“During each visit, museum tour staff indicated chrysotile [asbestos] was ‘safe’ and that they were proud of the mining heritage of the region,” Rich told Asbestos.com.
German photojournalist Matthias Walendy traveled to Asbestos in 2014 to document the unique Canadian town.
What he found was a place that tries looking at an optimistic future, while reflecting on its past and longing for the “good old days.”
“[My perception] changed the first day I was there,” he told Asbestos.com. “It wasn’t the dirty, poor place I thought it would be. I met a lot of people, nice people. It was a town, like a suburban town, like everywhere else.”
Walendy learned the residents of Asbestos weren’t necessarily ashamed of their past but rather desensitized from it.
“When I talked to people about their history, they thought it was wrong that they closed [the mine] but there was resignation,” he said.
He noted older residents were more reminiscent about the town’s mining past, while younger residents showed little to no interest in the history of the mine or the town.
“A lot of young people and young families never worked in the mine,” Walendy explained. “Now the fathers of these families work in nearby towns, leaving for work at 6 in the morning and getting home at 6 in the evening.”
Walendy admitted that, initially, he was nervous the residents would be aggressive toward him or fearful that he might misrepresent them.
The town and its people have been the subject of media criticism in the past. A 2011 segment from Comedy Central’s “The Daily Show” poked fun at the town, with a reporter asking a local businessman “does the word asbestos mean something different in French?”

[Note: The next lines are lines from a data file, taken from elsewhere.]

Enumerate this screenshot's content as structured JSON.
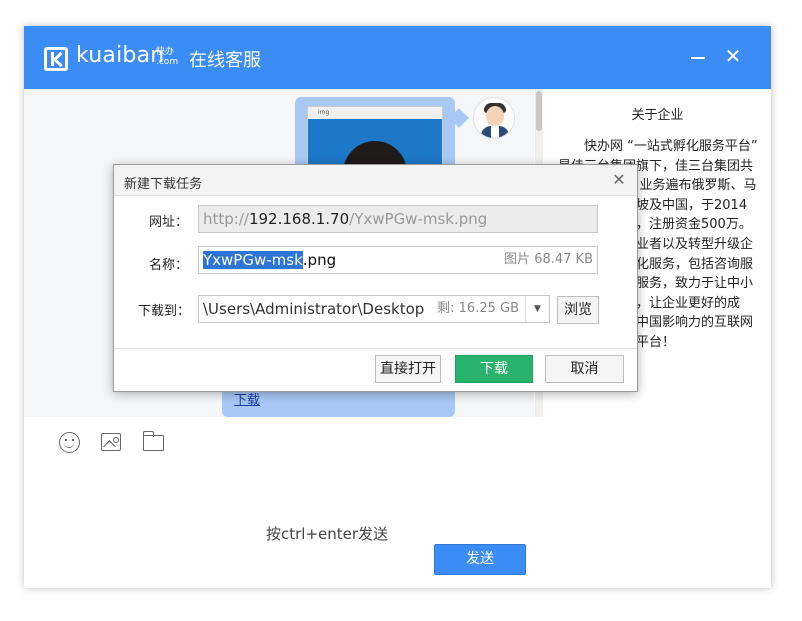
{
  "app": {
    "logo_text": "kuaiban",
    "logo_sub_line1": "快办",
    "logo_sub_line2": ".com",
    "title": "在线客服",
    "accent": "#3b8cf4"
  },
  "chat": {
    "image_window_title": "img",
    "link_text": "下载"
  },
  "about": {
    "title": "关于企业",
    "body": "快办网 “一站式孵化服务平台” 是佳三台集团旗下，佳三台集团共12家子公司，业务遍布俄罗斯、马来西亚、新加坡及中国，于2014年在上海成立，注册资金500万。平台为行业创业者以及转型升级企业提供定位孵化服务，包括咨询服务、企业孵化服务，致力于让中小企业良性发展，让企业更好的成长，成为具有中国影响力的互联网企业孵化服务平台！"
  },
  "toolbar": {
    "icons": [
      "smile-icon",
      "picture-icon",
      "folder-icon"
    ]
  },
  "composer": {
    "hint": "按ctrl+enter发送",
    "send_label": "发送"
  },
  "dialog": {
    "title": "新建下载任务",
    "url_label": "网址：",
    "url_prefix": "http://",
    "url_host": "192.168.1.70",
    "url_path": "/YxwPGw-msk.png",
    "name_label": "名称：",
    "name_selected": "YxwPGw-msk",
    "name_ext": ".png",
    "name_meta": "图片 68.47 KB",
    "dir_label": "下载到：",
    "dir_value": "\\Users\\Administrator\\Desktop",
    "dir_meta": "剩: 16.25 GB",
    "browse_label": "浏览",
    "open_label": "直接打开",
    "download_label": "下载",
    "cancel_label": "取消",
    "download_color": "#29b26b"
  }
}
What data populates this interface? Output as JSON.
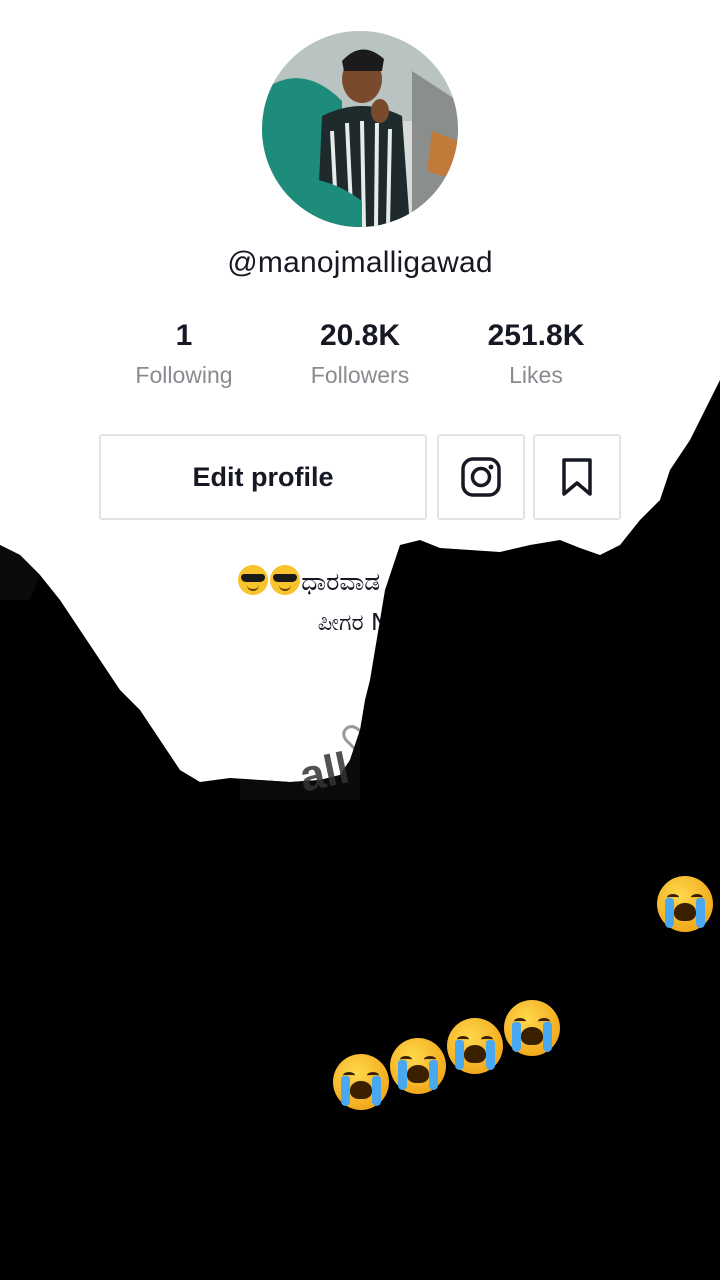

But with Walendy, the residents and town officials were friendly and accommodating.
“When people asked me about the project, I always said I’m interested in the history and how the town has changed,” Walendy said. “There was a lot of freedom there. I talked to everyone.”
Rich visited Asbestos on three separate occasions in the past eight years. While his interactions were mostly limited to employees of the “asbestos tourism” industry, he too felt a normalcy and vibrancy about the town.
But one characteristic stood out — the huge asbestos mine tailings surrounding the town, and in some cases, right up to residents’ backyards.
Mine tailings are toxic and become extremely dangerous when disturbed. Wind can pick up asbestos fibers, leading to inhalation. Environmental asbestos exposure is a growing concern in areas where naturally occurring asbestos is present.
Environmental exposure has led to an increase in mesothelioma cases in women and younger residents, according to Quebec’s health report.
“Some parts of the mining towns were said to be built on top of the asbestos waste rock,” Rich said. “In order to find more uses of the combined hundreds of millions of metric tons of asbestos ore tailings in the region, the mining waste found its way into much of the local infrastructure.”
And like the museum staff, there are still government officials and others within Quebec’s mining territories who believe chrysotile asbestos can be mined and used safely.
Rich said a combination of the long latency period associated with asbestos exposure, propaganda by the local industry and economic factors that some feel outweigh potential risks may contribute to this mentality.
“There is much work to be done to make these former asbestos mining areas safer for residents,” Rich said. “Perhaps mass evacuation and relocation of residents from asbestos-contaminated areas may reduce exposure risks, but as one of the museum tour guides once responded to a question about the chance of moving away from the town Asbestos, ‘…don’t hold your breath.’”